Health and Safety Part 3: What Is Behavioural Safety and Why Do We Need It?

30th October 2017

As part of the 2017 Wilson James Health and Safety Tour which took place earlier this month, several Directors have taken over the Sector Expertise Blog programme to write a series of three Health and Safety articles over the next month. 

The first, by Chief Information Officer Sean Kelly, addresses commonly held misconceptions about Health and Safety.  The second, by Peter Jacobs, Managing Director Logistics Services, will provide some thoughts on the benefits we have realised from Health and Safety generally and look to what we can expect in the future.  The third, by Darren Ward and Chas Bray, our Business Performance Director and Head of Health and Safety respectively, will consider behavioural safety and why most of our accidents are now caused by unsafe acts rather than unsafe conditions.

Behavioural Safety has become an important part of any safety culture which, unsurprisingly, focuses on people’s behaviour. Traditional safety focuses on systems, training, procedures and safety protocols, which in turn assist with achieving accreditation, legal/best practice compliance, and creating safe systems of work (SSOW). In our experience however, even though all of this has been put in place, accidents still happen. Companies that have done all of this have realised that at some point, the safety performance stops improving – it levels out. They have also realised you cannot aspire to zero harm without tackling behaviour as well.

You can have the best systems and procedures in the industry, and the most immaculate and tidy workplaces, but injuries will still occur if people create unsafe working conditions, and carry out unsafe acts.  At least 95% of injuries at work have an element of unsafe behaviour – the things we should do but don’t, or don’t do when we should. 

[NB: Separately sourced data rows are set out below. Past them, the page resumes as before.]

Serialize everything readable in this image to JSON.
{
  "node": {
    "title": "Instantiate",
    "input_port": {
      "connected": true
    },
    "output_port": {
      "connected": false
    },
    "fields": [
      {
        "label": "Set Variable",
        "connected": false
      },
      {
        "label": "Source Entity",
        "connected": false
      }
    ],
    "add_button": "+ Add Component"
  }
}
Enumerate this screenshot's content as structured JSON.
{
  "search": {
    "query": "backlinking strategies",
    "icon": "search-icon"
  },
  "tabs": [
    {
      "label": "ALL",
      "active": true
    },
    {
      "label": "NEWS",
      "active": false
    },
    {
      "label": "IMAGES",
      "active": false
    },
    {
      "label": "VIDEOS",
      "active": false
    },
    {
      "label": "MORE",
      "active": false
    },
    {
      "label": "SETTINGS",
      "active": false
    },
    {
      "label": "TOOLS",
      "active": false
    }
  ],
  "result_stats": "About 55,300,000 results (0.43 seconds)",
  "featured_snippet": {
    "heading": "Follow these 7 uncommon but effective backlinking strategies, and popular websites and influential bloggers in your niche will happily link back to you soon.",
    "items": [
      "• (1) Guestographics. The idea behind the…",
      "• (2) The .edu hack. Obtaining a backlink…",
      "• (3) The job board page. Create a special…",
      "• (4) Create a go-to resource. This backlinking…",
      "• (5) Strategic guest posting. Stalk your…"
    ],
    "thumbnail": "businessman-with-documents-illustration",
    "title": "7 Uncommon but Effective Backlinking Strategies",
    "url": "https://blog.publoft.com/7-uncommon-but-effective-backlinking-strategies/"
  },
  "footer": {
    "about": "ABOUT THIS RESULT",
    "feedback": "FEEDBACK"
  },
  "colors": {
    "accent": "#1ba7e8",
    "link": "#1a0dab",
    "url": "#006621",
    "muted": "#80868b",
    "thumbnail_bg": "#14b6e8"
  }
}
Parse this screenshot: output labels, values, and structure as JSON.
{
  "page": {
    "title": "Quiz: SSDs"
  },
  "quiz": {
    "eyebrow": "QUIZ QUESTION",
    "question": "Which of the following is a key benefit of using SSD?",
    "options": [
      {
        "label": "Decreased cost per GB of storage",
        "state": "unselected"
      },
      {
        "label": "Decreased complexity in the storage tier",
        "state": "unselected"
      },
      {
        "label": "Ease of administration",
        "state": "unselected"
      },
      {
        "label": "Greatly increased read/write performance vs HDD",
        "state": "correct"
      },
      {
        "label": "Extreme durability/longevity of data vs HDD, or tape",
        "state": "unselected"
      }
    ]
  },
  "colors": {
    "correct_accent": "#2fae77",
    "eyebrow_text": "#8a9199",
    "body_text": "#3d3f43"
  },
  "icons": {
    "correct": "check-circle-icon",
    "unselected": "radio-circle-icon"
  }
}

On the positive side, because it is people that have accidents, and people that cause accidents, it is also people that can prevent them, hence the requirement for a behavioural safety programme.

There are many, many reasons why people act unsafely…

  • People don’t have the correct tools and equipment to do the job safely
  • Rules and procedures haven’t been put in place (or they have, but people don’t follow them)
  • People feel under pressure to meet production targets and safety is compromised
  • People take shortcuts because it is easier, simpler appears to save time
  • People are tired, stressed, distracted, unwell or preoccupied
  • People don’t have the knowledge they need to act safely

In our opinion, there are two types of unsafe behaviour

  • Those we do not recognise as unsafe
  • Those we ignore

To tackle the above, we need to be clear on the safe behaviour we expect from people, so it is clear what is acceptable and what is not, sometimes referred to as ‘what good looks like.’  Once this is established we need to not only enforce it, but reward it also.

Secondly, we need to have a workplace where we never ever ignore an unsafe act (sometimes referred to as – don’t walk by).  If anybody observes an unsafe condition or an unsafe act this must be reported immediately. Wilson James has a comprehensive Near Miss programme in place for this very reason.

We do need to stress though, that it is not just that simple!  Behavioural safety goes much deeper, to the culture in the workplace. Management must do their part in creating a culture where safety is valued higher than anything. This is reflected in our Six Safety Commitments highlighting the importance of safety behaviour, responsibility and intervention, in the investment in our Health, Safety and Wellbeing Roadshows and the ongoing Site Safety Visits carried out by members of the Board.

One of the best ways to improve our safety behaviour is to educate and discuss (consultation/engagement) safety within the workplace.  This is normally carried out in the first instance through education (safety behavioural training), asking everybody to look at themselves to discover their own safety beliefs and safety attitude.  We then take this a stage further by regular safety engagement and consultation with the workforce over workplace safety, including risk and hazard identification.  This is then also enforced further with reward (Wilson James has created the internal Time for Safety Awards, for instance) or in some cases discipline, in turn creating a consequence for our safety behaviour. Wilson James have expanded our Health, Safety and Wellbeing team to ensure more of our sites, and more of our staff, meet the team and receive consultation and engagement. We are also recruiting HSW Champions to further improve our coverage of sites and staff.

There is plenty of evidence from companies using behavioural safety programmes, where dramatic improvements in their safety performance and reduction of accidents has been established. We can improve our own safety performance by getting involved in behavioural safety, and running a behavioural safety programme….and Wilson James will be introducing a new Behavioural Safety programme in the New Year.

The introduction of a behavioural safety programme has now become standard practice, within most organisations, in reaching and achieving an acceptable safety culture. It is time for us to not just meet standard practice but to be ambitious and take things to the next level, perhaps, setting the standard for others to aspire to.

We hope you have found this short series of blogs informative and trust you will get involved with behavioural safety and help us to improve our safety culture and reduce the number of accidents we experience.